Chesterfields Brasserie: Trying to up the game in hotel dining
I’ve only passed Dublin’s Ashling Hotel at a heck of a lick in a car or the Luas, so have never noticed the plaque on the wall. The Austrian philosopher Ludwig Wittgenstein lived and worked here for eight months in the late 1940s, when it was Ross’s Hotel.
The philosopher was not a foodie. At a 1945 dinner party he once served a “pièce de résistance of powdered eggs”. In the spirit of honesty his guest told him they were dreadful and Wittgenstein replied that if they were good enough for him they were good enough for his guest.
A friend who takes a much less ascetic approach to food has heard dinner isn’t half bad here since the hotel’s reinvention. It has undergone a bling-tastic makeover to take it into a new age of sparkly black granite and chandeliers.
Its restaurant is called Chesterfields, not after the couch (there isn’t a single buttoned-down leather one to be seen) but after the 18th-century lord lieutenant who planted those handsome elm and chestnut trees in his garden, which happened to be the Phoenix Park.
The whole place has the feel of an airport hotel in any city, with the restaurant at the front separated from the bar by a filmy black curtain. There are flowery table runners, which seem to be torn off a roll. The friendly young wait staff are dressed in waistcoats and white shirts and it’s busy for a Tuesday night.
The diningroom has that distinctive hotel diningroom smell: butter with an underlying note of boiled vegetables. A better sign is a lobster tank to one side. Heaven knows what Wittgenstein would have made of the walk of shame after you’ve chosen which creature is going to die for your dinner. I’ll be having the biggest one, please.
Philosophical debate aside, the lobster option is €29, which, if it’s good, sounds like my kind of loss-leader.
First up, a little heart-sink when the starters arrive on two chunky slates. Here the fork-grating slates have been cut into circles, so any hope is gone that they can be repurposed into roof tiles after the building slump ends.
Two slices of tasty, but rubbery, Rathdrum pigeon are balanced on a couple of spoons of bacon chunks in gravy with a sticky jam port-wine syrup circling outside.
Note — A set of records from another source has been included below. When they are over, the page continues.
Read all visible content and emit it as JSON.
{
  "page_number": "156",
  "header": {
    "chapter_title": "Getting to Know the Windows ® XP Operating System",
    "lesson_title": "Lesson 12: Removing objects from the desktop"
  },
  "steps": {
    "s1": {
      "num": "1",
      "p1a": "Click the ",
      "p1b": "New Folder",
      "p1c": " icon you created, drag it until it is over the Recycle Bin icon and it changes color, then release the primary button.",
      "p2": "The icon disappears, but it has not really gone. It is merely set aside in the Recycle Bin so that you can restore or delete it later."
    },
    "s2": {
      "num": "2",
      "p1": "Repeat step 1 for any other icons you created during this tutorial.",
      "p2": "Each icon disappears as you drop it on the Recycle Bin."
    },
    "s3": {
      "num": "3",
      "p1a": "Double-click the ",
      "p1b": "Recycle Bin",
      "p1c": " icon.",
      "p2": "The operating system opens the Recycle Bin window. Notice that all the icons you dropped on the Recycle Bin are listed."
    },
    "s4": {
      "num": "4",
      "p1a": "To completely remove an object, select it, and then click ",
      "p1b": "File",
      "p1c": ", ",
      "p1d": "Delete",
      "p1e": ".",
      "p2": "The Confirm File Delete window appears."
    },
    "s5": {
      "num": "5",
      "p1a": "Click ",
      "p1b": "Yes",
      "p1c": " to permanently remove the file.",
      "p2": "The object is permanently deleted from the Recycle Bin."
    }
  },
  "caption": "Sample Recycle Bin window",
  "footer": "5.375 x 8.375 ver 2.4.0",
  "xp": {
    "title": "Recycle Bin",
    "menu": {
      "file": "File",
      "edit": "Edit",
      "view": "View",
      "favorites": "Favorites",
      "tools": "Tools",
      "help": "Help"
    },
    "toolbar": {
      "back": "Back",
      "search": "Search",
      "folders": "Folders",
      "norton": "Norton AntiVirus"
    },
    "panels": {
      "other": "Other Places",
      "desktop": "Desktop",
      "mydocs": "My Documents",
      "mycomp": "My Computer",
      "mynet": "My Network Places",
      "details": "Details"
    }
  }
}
A second starter of smoked duck liver pâté is good: a moussy slab of pâté and light, airy, just-toasted brioche, but no taste of smoke.
My lobster arrives on a plate (phew). It’s a smidgeon overcooked. Most of the garlic butter is on the side so there is no butter bath to compensate for it being a little too long on the boil.
A second main course of rib-eye steak is served on a wooden board with the juices running into a little gutter around the elements. Some good twice-fried chunky chips are piled up Jenga-style, which all feels quite retro. Both main courses come with the inevitable side dish of watery boiled vegetables. Lest we forget we’re eating in a hotel.
A summer fruits (which is stretching it in October) shortbread for dessert is a duff finish: three disks of pastry-like shortbread and piped cream with fruit that looks better than it tastes.
Most of the diners have room numbers to write at the end of their bills and, as reasonably priced hotel dinners go, this is much better than average. A little more care in the kitchen would take it up a notch to a place where the menu eats as good as it reads.
Dinner for two with two glasses of wine came to €82.40.
THE VERDICT: 6/10. Good ideas and ingredients but the execution could be better
Chesterfields Brasserie, Ashling Hotel, Parkgate Street, Dublin 1
Facilities: Hotel standard
Music: Light background pop
Vegetarian options: Three starters, only one main
Food provenance: Good. Kilmore Quay cod, Rathdrum pigeon and lobsters supplied by Wrights
Wheelchair access: Yes